You see, I thought I knew who Dolphy was. I thought I was the one to bring out the best in him. John en Marsha was like the Angelus in our household. So was Home Along Da Riles. We celebrated my sister’s birthday with tickets from my father to a showing of “Ang Tatay Kong Nanay.” I thought I actually, totally knew him. I was mistaken.

I tried to understand why. How could he reject a role that was written with so much respect for his talent? Was comedy the only thing he wants to do? I hit on the answer, and was embarrassed by my mistake.

Dolphy never wanted to be the hero of the people. He never wanted to be the protector of the oppressed or the Robin Hood of Pangasinan. He played the everyman. He was the flawed, the misunderstood, the underdog. His characters were not heroes. They were ordinary people who had ordinary problems. A father, late for the graduation of his daughter because he was dead drunk the night before. An office clerk, pressured by his peers to watch sexy girls dancing in a bar. A husband, who lied to his wife about watching strippers at a bar.

I was a fan of Dolphy more than of Fernando Poe Jr, because Dolphy never intimidated me. I identify with him, the same way as most Filipinos do. For us, Dolphy is relief from everyday life. His characters don’t fight for equality, for nationalism, for patriotism. They fight for respect, acceptance, success.

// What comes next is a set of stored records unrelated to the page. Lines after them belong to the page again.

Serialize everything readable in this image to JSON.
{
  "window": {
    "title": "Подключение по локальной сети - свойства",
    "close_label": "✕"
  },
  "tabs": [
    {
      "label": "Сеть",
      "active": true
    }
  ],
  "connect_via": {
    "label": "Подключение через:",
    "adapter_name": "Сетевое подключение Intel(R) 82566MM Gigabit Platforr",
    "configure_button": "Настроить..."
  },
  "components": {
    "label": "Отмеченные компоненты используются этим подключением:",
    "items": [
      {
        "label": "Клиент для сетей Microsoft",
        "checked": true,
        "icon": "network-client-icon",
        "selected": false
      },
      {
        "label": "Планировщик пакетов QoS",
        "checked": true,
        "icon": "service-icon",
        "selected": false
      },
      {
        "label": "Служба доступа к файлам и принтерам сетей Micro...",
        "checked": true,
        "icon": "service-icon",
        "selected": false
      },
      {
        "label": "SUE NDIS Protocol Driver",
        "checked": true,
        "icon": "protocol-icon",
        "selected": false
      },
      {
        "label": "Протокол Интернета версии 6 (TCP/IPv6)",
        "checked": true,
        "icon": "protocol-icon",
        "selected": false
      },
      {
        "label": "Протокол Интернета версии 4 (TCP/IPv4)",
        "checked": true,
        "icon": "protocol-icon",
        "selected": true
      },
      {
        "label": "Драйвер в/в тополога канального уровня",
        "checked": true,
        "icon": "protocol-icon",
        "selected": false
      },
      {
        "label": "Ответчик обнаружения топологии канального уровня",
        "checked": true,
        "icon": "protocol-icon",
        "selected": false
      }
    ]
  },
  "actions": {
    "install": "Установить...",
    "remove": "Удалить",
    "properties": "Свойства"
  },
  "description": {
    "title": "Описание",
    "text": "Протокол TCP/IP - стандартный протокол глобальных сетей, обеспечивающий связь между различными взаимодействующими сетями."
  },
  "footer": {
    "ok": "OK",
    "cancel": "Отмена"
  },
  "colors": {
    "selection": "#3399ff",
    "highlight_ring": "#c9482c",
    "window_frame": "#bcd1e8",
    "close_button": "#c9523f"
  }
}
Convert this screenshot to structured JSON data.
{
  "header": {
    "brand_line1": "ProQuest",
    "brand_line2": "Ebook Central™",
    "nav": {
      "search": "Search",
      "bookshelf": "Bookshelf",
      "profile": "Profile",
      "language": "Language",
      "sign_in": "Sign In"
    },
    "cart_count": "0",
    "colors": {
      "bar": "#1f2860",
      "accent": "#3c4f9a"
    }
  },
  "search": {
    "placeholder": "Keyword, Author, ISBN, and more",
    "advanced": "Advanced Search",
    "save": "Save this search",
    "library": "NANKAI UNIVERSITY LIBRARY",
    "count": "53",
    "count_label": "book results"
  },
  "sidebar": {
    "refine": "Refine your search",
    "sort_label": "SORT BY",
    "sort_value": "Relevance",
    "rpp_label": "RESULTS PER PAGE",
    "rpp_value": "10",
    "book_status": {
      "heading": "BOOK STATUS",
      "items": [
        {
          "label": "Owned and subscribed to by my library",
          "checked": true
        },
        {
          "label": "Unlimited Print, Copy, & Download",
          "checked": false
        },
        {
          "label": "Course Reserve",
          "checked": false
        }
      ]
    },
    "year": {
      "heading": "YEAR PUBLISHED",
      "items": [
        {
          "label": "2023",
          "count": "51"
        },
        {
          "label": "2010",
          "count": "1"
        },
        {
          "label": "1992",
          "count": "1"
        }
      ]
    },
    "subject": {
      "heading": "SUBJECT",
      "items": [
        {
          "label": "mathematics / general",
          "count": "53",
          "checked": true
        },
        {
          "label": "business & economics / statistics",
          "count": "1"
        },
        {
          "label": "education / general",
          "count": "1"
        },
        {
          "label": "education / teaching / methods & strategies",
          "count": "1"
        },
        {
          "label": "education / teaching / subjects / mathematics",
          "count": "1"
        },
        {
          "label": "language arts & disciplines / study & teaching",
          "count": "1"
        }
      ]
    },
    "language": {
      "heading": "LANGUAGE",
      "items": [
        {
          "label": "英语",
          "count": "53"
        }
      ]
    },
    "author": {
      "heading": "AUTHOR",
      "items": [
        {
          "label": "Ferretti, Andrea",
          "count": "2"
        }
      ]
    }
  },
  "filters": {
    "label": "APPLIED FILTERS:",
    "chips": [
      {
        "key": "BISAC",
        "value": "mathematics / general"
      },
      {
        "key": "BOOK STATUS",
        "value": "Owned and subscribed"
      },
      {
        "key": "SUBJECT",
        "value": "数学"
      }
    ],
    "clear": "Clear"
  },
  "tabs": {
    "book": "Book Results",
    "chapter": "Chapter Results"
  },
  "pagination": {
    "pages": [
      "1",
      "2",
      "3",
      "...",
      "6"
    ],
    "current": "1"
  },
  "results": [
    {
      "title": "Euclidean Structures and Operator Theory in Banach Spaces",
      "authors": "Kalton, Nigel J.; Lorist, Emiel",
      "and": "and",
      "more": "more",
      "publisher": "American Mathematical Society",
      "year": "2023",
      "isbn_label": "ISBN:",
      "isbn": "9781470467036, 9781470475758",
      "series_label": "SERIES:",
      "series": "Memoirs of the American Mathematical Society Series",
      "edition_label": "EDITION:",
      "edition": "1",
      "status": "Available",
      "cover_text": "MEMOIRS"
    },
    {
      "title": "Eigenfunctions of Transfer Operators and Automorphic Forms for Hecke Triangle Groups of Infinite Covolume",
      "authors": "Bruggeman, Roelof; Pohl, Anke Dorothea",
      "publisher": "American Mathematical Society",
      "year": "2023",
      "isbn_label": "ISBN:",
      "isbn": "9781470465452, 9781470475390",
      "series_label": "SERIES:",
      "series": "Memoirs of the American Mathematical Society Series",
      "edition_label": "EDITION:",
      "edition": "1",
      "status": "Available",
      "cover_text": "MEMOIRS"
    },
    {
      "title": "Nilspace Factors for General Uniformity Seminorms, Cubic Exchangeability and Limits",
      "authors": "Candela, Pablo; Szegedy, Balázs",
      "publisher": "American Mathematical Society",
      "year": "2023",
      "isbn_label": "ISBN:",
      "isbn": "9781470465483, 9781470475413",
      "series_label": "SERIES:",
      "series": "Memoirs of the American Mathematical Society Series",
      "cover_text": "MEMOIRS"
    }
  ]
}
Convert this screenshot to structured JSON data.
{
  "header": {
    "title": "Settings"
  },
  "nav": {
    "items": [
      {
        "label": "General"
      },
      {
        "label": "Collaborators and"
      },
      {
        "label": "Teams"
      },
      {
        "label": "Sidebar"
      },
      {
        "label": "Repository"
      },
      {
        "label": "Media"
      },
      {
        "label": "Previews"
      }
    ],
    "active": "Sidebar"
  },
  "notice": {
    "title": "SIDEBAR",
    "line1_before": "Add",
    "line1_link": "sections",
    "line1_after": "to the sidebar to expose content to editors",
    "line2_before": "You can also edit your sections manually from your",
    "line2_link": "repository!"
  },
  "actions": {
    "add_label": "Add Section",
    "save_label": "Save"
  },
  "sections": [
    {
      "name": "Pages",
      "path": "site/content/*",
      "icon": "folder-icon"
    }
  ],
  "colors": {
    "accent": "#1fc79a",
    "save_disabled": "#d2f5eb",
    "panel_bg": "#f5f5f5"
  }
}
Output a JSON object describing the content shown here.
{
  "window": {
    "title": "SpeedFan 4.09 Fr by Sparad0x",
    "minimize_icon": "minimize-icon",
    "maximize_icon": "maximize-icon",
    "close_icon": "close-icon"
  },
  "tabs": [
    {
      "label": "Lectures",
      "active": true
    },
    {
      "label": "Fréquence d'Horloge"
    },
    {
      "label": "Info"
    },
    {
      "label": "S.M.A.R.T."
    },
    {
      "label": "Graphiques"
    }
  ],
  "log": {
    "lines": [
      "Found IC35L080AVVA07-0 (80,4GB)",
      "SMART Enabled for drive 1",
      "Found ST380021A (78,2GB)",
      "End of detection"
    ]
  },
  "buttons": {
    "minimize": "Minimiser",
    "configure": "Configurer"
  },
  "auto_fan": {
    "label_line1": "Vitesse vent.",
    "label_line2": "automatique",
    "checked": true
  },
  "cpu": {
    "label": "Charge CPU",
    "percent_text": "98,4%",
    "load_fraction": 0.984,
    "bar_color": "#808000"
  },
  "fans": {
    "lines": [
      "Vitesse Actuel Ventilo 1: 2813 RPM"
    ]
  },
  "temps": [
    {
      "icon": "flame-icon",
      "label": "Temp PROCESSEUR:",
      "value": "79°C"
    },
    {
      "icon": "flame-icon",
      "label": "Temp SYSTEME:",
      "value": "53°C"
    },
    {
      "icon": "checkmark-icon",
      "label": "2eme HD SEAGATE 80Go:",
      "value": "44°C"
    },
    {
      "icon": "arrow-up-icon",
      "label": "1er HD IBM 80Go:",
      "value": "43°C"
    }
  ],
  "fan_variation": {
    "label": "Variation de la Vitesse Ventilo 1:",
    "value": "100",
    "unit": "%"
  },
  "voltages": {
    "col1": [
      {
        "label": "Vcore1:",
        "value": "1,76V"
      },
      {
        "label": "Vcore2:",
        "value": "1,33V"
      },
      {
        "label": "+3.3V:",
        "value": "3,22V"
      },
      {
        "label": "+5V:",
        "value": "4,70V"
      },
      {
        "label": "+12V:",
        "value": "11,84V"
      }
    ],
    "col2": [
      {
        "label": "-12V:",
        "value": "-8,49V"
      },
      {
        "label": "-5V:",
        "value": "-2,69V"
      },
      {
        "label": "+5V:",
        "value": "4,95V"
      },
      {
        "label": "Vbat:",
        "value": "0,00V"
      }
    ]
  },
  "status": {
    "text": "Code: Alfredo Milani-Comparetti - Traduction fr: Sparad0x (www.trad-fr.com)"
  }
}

With his death, we lost a man who helped us through the day. The months of news about his illness were months of quiet uneasiness. Dolphy was not laughing at death, at everyman’s most basic fear.

I always get by with laughter, dismissing everyday worries with a joke. I always thought it was because of my mother, whose favorite cliché was that laughter is the best medicine. I suspect I am wrong, and that more than my mother, it was John and Facifica and Kevin who taught me to live, and live smiling. —

Erik Matti is a Filipino director, writer, and producer.